Saturday, March 14, 2015

“As I walked out the door toward the gate that would lead to my freedom, I knew if I didn't leave my bitterness and hatred behind, I'd still be in prison.” ― Nelson Mandela

My father and I were friends when I was young, but we became enemies when I got into my twenties.  I was a hippie and embraced the counter culture, even had a poster of Che Guevera on our living room wall—the one where he is holding a rifle and the words from a Doors song are at the bottom, “We want the world, and we want it now!”  My father and I would go for long periods without speaking which wasn’t difficult as we were living fifteen hundred miles apart, us in Los Angeles, and he and my mother in Corpus Christi, Texas.  We didn’t stay completely out of touch because he came to L.A. for the birth of my son, John, in 1974, and for the birth of Keith in 1979.  Mom came with him to kind of mediate, but things were always tense around us.  I admit I made things worse a couple of times when he was trying, in his way, to reconcile.  Now, he never told me he loved me, and we never hugged, but even though I didn’t ask for it, he sent $500 a month to us the whole four years we lived in Boston because we had so little money.  He specified that his money was to be spent on his grandsons which was fine with me.  One day he sent me a letter saying he wanted to see his grandsons and would pay for a week at DisneyWorld in Orlando, Florida, if I would drive the family down there.  Couldn’t turn that down, and the kids and Karen had one of the best times ever.  I was still in seminary and had to spend much of the time studying.  As it happened, Dad had a birthday while we were there, and, knowing that he hated having a fuss made over him, I arranged for the staff at the Disney restaurant to come to the table with a cake, singing “Happy Birthday” and he stormed out of the restaurant and didn’t speak to me for the rest of the trip.  I later realized that much of our mutual alienation was my fault and wrote him a long letter apologizing and asking his forgiveness.  I remember telling Karen that it didn’t matter if he never replied, but it was very important for me to do it and make sure he got it.  Mom let me know that he got it and read it, but, in fact, he never replied.  We stayed in a kind of detente for several more years, but when he had about two weeks to live (dying of leukemia at the age of 89), I was with him for the whole time.  He was only bedfast for the last five days of his life—he never wanted to be in a hospital or dependent on others, so this was a good thing, especially as those last five days were at his home.  The last day before he had to be put in the bed, we were both up late.  He told me to stay in the den while he went into the kitchen.  There was a service hole between the two rooms, and he stood where I couldn’t see him but could hear him.  He asked if I could indeed hear him.  I told him I could.  Then, in one of the last times we spoke, he said three words to me, “Sorry, forgive me.”  He immediately went to bed and got so sick the next day we never really spoke again.  Those were the most important three words he had ever said to me.  Eight years after I had written and asked his forgiveness, he finally asked mine--five days before his death.  A man named Gordon B. Hinckley said it better than I could and summed up beautifully what my father and I had finally learned:

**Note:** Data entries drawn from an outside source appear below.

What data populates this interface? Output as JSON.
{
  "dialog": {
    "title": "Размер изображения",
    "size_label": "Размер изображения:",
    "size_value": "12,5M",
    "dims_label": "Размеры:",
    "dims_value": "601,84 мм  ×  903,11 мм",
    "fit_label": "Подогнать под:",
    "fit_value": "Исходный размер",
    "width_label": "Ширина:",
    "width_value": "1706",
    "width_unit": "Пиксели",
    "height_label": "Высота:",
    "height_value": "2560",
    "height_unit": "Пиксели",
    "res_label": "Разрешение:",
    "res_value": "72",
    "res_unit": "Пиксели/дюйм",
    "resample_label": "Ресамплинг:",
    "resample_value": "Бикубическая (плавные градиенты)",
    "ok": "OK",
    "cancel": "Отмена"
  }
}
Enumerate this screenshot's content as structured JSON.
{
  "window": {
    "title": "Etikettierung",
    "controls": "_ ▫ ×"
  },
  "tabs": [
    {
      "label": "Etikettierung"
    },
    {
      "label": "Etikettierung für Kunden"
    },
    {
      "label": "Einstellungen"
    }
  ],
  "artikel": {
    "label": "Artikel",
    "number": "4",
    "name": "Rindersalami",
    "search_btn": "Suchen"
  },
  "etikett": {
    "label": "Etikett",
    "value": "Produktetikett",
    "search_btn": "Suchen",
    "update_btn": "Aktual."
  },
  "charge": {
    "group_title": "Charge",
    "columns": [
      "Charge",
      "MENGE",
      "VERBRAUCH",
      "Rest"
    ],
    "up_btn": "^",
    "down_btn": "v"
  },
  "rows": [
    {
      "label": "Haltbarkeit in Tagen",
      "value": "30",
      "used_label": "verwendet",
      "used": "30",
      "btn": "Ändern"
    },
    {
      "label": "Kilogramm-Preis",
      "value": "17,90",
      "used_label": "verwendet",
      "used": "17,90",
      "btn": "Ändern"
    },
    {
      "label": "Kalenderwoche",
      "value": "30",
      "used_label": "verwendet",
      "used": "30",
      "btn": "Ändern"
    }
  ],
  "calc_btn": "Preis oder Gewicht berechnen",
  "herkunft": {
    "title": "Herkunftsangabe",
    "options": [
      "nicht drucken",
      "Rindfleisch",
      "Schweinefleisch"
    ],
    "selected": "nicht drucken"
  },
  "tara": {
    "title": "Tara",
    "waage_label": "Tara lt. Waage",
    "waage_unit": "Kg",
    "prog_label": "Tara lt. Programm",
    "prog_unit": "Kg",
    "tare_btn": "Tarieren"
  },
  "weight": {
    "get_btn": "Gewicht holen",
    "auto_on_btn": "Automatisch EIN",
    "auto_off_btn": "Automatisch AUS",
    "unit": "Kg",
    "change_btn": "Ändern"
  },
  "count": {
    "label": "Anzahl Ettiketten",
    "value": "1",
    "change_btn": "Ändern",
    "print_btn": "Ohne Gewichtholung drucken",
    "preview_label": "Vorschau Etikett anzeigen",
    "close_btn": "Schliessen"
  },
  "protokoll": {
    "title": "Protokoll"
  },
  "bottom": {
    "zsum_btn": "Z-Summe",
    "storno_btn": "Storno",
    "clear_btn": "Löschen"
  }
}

          “The willingness to forgive is a sign of spiritual and emotional maturity. It is one of the great virtues to which we all should aspire. Imagine a world filled with individuals willing both to apologize and to accept an apology. Is there any problem that could not be solved among people who possessed the humility and largeness of spirit and soul to do either -- or both -- when needed?” 
        If there is someone from whom you need to ask forgiveness, don’t wait.  I am eternally grateful and blessed that my father and I finally forgave each other, but it was a close thing.  My life would never have been as full as it has been since that night.  Three words changed our relationship, my memories, and filled me with the strength to move to Africa.  I’ll never know, but I really don’t know if I could have done it without that final resolution.  It doesn’t matter if forgiveness is granted by the one from whom you ask it, but it will matter eternally if you don’t ask.  Please, in the name of our Lord Jesus, ask forgiveness from those here on this earth who need to hear you ask it.  Your life will change, forever, for the better.
Post a Comment